KAVLI: How is this new dynamic being fostered?
GHOSH: The interactions between basic science labs, industry and patient foundations are changing and proving very productive, and from the beginning, the California Institute for Regenerative Medicine has had a huge influence. It’s getting many people into this area and exploring things that otherwise they wouldn’t have, our lab included. The foundations – which are often associated with specific diseases –have also played a very positive role in bringing together all these different groups and getting them to work effectively together. In fact, the patient foundations are incredibly important because they are the most effective in making the case for supporting this research at places like NIH and Congress.
Thanks to all of this, today there is more talk about how one goes from basic science observations to potential therapies. It’s an unusual kind of alliance that has evolved out of this human stem cell work and does not exist so much in other areas of biology. It’s a new and really exciting model to get scientists to work with groups that are involved in drug development.
GHOSH: We’re learning a lot about development of normal human neurons, which would have been impossible previously, so there’s a deep knowledge base in terms of understanding how cells mature and differentiate, how synapses behave, and perhaps circuits involving neurons behave. This is going to lead to a deep baseline understanding of various disorders. There also might be certain disorders you can treat by transplanting a small number of differentiated cells, so this knowledge would be useful for that. Understanding the pathways that allow the cells to divide or proliferate could also be used to manipulate cells in a particular aspect of the nervous system. There are populations of cells that divide in the mature brain, and the knowledge we gain from the in vitro studies could help influence how one might be able to manipulate and use that newly generated population of cells in the brain in more therapeutic ways. Those haven’t been explored much, but could be useful in the future.
GAGE: I think it will also give us insights into issues related to evolution. We basically have an entire zoo of neurons in a dish now, so with these models we can begin to look at underlying mechanisms that may be different between neurons of different species, and explore what is the basis of these differences between species.
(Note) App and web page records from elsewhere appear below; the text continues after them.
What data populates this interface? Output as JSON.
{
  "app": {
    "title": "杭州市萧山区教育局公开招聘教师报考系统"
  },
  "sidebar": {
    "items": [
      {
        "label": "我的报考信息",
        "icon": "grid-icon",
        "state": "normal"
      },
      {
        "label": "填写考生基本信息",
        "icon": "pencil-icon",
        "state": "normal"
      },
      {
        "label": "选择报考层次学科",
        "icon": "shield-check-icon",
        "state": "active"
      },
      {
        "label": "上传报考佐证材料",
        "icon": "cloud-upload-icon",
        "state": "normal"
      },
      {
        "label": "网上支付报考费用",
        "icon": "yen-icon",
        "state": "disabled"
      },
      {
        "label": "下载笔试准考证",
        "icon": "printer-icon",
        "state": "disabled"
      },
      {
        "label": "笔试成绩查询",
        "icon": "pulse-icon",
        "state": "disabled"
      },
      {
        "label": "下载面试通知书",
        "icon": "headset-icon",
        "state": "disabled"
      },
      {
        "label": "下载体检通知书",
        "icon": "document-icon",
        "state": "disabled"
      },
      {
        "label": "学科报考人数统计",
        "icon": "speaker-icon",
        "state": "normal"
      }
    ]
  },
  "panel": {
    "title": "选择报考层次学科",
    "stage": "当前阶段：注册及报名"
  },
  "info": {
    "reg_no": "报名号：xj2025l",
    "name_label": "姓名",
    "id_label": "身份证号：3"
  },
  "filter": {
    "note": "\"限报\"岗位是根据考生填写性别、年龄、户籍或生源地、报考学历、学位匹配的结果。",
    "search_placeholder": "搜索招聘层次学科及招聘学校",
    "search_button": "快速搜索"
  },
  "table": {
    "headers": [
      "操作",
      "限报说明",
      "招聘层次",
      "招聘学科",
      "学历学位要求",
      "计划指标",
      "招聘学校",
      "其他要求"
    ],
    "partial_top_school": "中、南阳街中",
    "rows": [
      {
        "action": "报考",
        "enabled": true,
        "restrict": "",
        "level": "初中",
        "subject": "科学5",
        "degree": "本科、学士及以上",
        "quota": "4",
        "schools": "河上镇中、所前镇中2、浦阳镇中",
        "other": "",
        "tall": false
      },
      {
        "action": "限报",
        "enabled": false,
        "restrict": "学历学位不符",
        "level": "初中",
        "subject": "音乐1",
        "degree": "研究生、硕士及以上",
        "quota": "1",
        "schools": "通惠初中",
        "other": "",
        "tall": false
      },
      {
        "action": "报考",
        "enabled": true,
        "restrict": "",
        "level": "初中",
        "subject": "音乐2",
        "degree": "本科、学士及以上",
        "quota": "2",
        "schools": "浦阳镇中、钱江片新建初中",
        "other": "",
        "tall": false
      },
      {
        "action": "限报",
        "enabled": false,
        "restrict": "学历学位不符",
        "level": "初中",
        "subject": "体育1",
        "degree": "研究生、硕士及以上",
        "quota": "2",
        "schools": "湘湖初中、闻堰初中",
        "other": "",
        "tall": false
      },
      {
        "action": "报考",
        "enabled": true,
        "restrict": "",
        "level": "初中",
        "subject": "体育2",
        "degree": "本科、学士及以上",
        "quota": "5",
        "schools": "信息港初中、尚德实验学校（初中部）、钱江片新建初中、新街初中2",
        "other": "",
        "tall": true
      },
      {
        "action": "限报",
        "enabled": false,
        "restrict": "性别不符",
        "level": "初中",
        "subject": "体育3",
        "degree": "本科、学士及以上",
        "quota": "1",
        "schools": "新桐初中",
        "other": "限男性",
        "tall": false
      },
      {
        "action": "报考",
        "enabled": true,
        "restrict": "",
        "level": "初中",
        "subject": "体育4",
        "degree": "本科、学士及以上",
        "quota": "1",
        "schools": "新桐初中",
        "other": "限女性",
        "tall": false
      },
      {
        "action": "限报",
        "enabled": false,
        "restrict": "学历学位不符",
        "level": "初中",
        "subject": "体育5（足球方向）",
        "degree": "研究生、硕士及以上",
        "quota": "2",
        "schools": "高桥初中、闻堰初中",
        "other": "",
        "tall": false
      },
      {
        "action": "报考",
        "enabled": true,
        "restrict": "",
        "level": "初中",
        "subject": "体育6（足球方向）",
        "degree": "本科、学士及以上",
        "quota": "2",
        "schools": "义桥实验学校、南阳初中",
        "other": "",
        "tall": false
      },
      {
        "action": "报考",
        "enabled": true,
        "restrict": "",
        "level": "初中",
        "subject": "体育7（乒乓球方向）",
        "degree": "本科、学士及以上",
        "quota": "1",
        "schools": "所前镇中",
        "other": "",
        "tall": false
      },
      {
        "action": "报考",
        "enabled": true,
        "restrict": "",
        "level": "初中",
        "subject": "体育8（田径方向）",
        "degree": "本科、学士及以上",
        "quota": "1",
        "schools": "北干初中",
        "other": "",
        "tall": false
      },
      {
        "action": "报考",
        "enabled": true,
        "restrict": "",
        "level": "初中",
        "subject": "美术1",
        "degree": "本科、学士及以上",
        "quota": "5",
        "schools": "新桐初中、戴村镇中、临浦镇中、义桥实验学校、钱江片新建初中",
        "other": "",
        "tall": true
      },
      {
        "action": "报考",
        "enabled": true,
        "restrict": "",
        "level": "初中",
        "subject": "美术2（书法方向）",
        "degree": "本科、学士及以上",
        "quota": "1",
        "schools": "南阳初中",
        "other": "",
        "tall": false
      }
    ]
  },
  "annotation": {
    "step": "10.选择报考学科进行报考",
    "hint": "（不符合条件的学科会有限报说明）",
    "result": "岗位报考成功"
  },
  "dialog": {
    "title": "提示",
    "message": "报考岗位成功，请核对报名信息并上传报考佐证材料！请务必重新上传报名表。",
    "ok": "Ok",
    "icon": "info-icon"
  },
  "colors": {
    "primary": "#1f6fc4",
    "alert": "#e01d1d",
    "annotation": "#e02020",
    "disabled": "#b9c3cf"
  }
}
We can even look at our closer relatives and get to the essence of what makes us human.
— Fall, 2011